Presented by: New Zealand Symphony Orchestra
Conducted by: James Judd
Michael Fowler Centre, 25th Nov 2021
Reviewed by: Dawn Brook
This was a weird but wonderful concert. There was a sparse audience, with even married couples sitting two seats apart! Though applause was therefore thin, conductor James Judd encouraged the audience to clap whenever they felt like it, so they did – between movements – in plenty. Why not, after all? No programmes either; instead Judd introduced each work. No interval. The whole thing felt oddly intimate and spontaneous. Congratulations to the NZSO for repeating the concert four times over three days to enable patrons to hear live music again.
Brahms’ Schicksalslied (Song of Destiny), a choral setting of a poem by Hölderlin, is not often performed though it is a beautiful, intense, and dramatic piece. The poem’s verses contrast the blissful lives of celestial beings with the turmoil of human life. On this occasion, Voices New Zealand created both the ethereal sounds Brahms evoked for the first verse and the dramatic ferocity of the second with subtle, beautiful, and strong but unstrained singing. Brahms’ decision to have the third movement recreate the first movement for orchestra only restored a sense of tranquillity. This was a fitting choice by the NZSO and a hopeful one for troubled times.

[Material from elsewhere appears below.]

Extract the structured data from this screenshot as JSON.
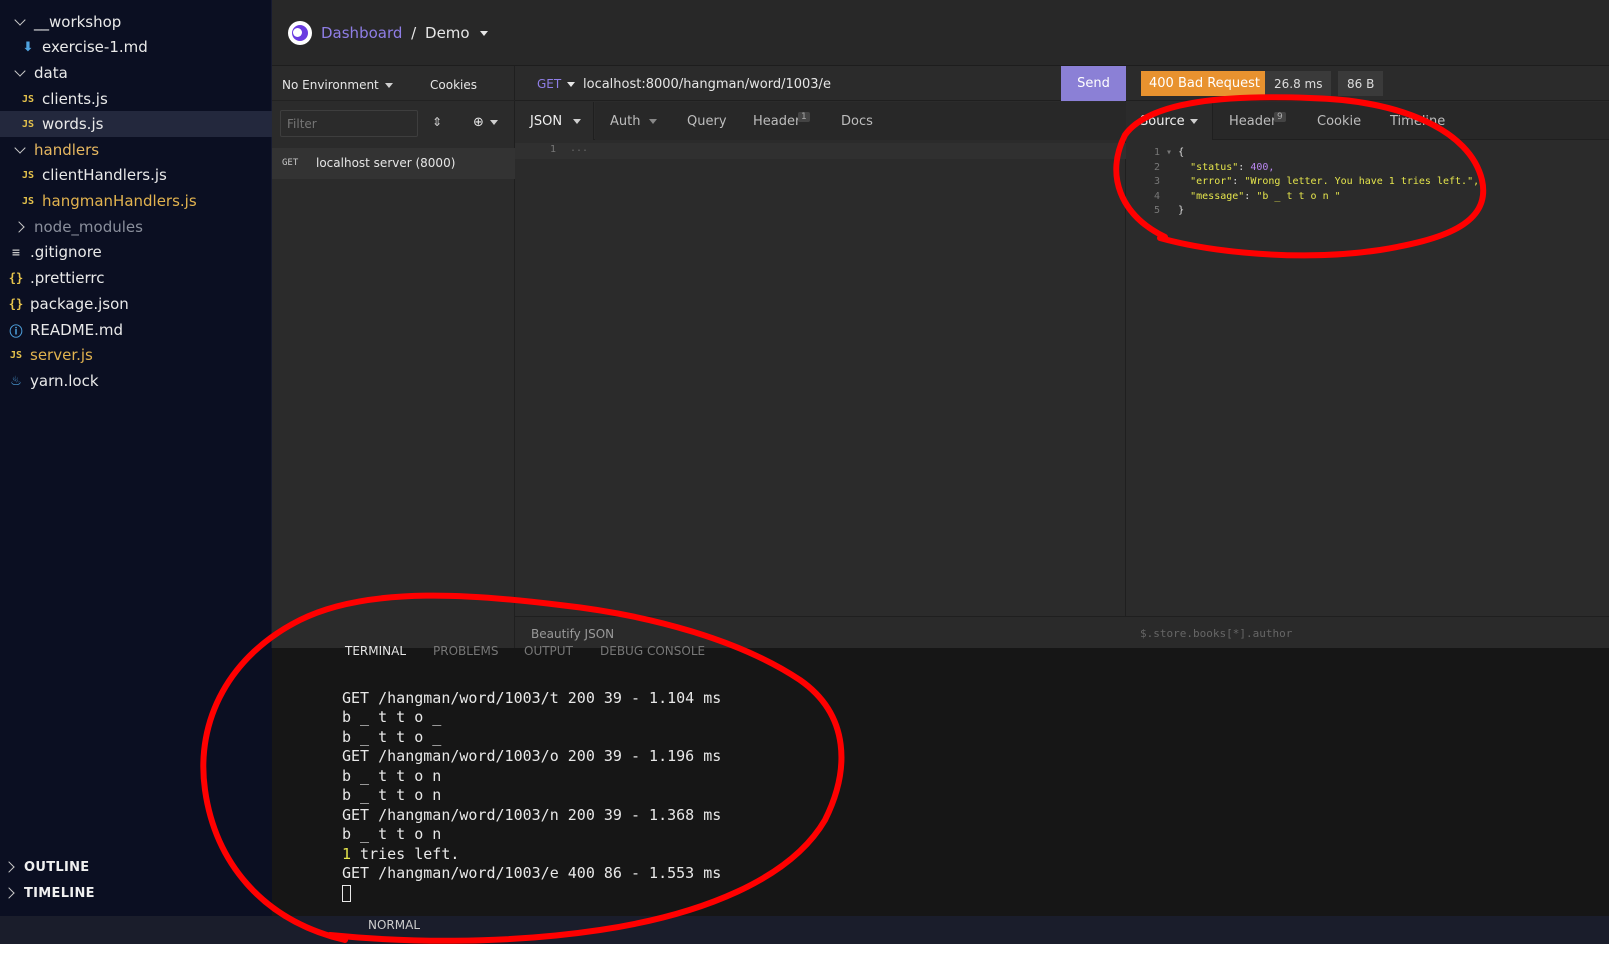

The orchestra’s performance of Schicksalslied was full-hearted and secure. No doubt the dramatic, dynamic, and sparkling overture to Verdi’s opera Nabucco which preceded it warmed them up nicely. Dvořák’s Symphony No. 8 completed the concert. The symphony includes music that is all of sweet, subdued, lilting, joyful, merry, lush, agitated, and strong. It was never tragic. If I could have chosen to be any instrumentalist for this work, I’d have been the flautist whose part, time after time, injected light, drama, and sparkle. But the trombones, trumpets and horns, the oboe, and lower strings all had their special moments. A very uplifting performance all round.